Towards improved immunotherapy

December 1, 2008

A study published by Elsevier this month in Clinical Immunology, the official journal of the Clinical Immunology Society (CIS), describes a new method that facilitates the induction of a specific type of immune suppressive cells, called 'regulatory T cells' for therapeutic use. These immune suppressive cells show great potential for the treatment of autoimmune diseases and improving transplantation outcomes.

Immunotherapy refers to a collection of treatments based upon the concept of modulating the immune system to achieve a prophylactic and/or therapeutic goal. For example, inducing immune suppression could dampen an abnormal immune response in autoimmune diseases or could reduce a normal immune response to prevent rejection of transplanted organs or cells. Regulatory T cells are an important part of the immune system and can play a suppressive role, but naturally occur in low numbers.

Michael Albert and colleagues from the Ludwig-Maximilians-University in Munich, Germany, describe a unique strategy that facilitates the induction of regulatory T cells ex vivo with subsequent expansion to numbers adequate for immunotherapy. Using an inexpensive, fast and simple high-yield method they generated regulatory T cells from small amounts of peripheral blood which, potentially, could be transferred back into a patient enabling a clinically desired immune suppression.

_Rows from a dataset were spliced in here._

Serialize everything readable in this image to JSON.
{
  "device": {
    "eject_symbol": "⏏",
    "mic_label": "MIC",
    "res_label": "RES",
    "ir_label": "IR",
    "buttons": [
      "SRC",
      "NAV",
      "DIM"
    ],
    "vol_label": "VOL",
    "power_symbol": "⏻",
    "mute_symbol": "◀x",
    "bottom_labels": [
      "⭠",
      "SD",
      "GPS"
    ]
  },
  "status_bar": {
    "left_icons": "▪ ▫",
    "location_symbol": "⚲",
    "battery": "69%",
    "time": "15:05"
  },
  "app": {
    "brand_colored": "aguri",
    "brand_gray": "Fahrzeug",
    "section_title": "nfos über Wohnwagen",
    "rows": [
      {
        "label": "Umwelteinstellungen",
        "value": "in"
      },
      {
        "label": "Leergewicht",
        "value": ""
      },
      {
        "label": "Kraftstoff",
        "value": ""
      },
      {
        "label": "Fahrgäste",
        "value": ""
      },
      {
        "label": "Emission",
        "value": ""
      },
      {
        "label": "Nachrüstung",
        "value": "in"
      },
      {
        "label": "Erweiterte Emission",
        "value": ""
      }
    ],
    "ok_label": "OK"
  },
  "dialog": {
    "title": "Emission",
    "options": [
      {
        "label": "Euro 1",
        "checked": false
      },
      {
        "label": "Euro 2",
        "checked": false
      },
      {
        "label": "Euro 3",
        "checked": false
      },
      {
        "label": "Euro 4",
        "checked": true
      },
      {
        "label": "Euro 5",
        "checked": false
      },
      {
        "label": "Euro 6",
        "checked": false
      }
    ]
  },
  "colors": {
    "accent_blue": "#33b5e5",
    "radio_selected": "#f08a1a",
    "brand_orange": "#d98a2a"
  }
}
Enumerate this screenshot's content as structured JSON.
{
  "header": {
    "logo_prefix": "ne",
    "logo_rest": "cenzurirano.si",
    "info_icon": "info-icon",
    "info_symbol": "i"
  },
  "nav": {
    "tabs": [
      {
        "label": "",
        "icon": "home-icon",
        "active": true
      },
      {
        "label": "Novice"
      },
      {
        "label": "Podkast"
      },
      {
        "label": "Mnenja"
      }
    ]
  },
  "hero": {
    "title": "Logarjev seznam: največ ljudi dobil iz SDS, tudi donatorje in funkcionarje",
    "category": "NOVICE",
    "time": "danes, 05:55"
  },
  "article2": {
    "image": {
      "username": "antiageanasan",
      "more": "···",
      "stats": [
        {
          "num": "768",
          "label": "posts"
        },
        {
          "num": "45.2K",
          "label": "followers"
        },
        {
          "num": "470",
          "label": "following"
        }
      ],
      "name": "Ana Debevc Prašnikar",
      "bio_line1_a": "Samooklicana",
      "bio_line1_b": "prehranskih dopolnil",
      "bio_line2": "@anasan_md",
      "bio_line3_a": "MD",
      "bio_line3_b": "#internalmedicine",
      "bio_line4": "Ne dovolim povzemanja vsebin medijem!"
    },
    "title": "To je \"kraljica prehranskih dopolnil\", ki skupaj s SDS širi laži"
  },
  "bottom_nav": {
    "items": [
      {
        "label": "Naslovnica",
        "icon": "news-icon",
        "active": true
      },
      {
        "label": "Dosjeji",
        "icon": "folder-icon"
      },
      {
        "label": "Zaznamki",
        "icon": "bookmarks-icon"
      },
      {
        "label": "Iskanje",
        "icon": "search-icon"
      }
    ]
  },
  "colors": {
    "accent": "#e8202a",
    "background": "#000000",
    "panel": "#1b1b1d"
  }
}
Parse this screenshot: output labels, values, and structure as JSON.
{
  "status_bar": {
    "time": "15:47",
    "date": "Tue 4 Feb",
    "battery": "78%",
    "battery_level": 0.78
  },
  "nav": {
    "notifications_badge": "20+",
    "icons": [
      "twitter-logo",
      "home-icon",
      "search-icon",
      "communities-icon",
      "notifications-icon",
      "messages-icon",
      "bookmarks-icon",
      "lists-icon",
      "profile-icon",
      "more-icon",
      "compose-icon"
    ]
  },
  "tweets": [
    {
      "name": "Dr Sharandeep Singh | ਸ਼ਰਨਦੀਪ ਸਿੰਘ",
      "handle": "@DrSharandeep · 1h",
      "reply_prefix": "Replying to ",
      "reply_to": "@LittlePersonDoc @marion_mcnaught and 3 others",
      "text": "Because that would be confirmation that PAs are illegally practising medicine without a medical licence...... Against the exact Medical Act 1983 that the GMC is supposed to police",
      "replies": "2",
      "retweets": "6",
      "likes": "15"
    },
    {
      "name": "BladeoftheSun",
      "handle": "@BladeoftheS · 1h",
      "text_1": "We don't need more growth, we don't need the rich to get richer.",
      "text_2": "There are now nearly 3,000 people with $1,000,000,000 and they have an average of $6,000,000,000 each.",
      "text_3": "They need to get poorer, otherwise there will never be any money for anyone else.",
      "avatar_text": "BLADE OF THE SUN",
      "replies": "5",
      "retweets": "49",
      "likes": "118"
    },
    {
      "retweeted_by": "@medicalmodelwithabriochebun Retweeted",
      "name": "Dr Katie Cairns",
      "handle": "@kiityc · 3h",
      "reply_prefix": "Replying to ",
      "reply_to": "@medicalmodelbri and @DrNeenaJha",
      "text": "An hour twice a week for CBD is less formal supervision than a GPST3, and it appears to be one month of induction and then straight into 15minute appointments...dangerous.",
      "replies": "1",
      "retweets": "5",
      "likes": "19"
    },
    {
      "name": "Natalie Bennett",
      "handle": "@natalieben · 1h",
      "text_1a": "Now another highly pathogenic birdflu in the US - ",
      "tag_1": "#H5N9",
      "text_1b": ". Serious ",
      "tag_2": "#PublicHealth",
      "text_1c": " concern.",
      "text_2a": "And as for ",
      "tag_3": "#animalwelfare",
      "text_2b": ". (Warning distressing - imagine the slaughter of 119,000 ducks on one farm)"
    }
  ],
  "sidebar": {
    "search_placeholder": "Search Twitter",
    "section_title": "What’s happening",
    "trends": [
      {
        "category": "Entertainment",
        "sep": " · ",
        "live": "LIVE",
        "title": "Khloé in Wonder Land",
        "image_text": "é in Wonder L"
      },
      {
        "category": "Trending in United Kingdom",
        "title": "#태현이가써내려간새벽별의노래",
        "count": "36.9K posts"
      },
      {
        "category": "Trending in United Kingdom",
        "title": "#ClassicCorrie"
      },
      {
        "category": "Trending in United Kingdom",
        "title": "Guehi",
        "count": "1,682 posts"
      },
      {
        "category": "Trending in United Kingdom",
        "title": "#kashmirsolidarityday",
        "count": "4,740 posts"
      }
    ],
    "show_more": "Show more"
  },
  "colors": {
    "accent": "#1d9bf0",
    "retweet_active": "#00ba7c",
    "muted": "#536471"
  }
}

"Feasible protocols to provide large amounts of regulatory T cells are in great demand", said Andy Saxon", the Editor-in-Chief of Clinical Immunology (www.elsevier.com/locate/yclim>), "this article describes a relative simple but exciting method which can be used in clinical settings such as transplantation".

Citation: M.H. Albert, X-Z. Yu, T. Magg, Ethylenecarbodiimide-coupled allogeneic antigen presenting cells induce human CD4+ regulatory T cells, 2008 Clinical Immunology, 129(3): 381-393. (doi:10.1016/j.clim.2008.07.027)

Source: Elsevier

Explore further: Cell therapy approach could lead to novel treatments for asthma

Related Stories

Recommended for you

How math could make bones stronger

March 29, 2017

They may seem rigid and set in their ways, but your bones are actually under constant construction and deconstruction. They give up their nutrient treasures (calcium) to the body and then rebuild in a constant give-and-take ...

Sick stem cells point to better MS drugs

March 29, 2017

Doctors seeking a cure for an aggressive form of multiple sclerosis keep chasing a mirage: no matter how well a drug works in the lab, it never seems to help many patients in the clinic. But after closely examining stem cells ...

0 comments

Please sign in to add a comment. Registration is free, and takes less than a minute. Read more

Click here to reset your password.
Sign in to get notified via email when new comments are made.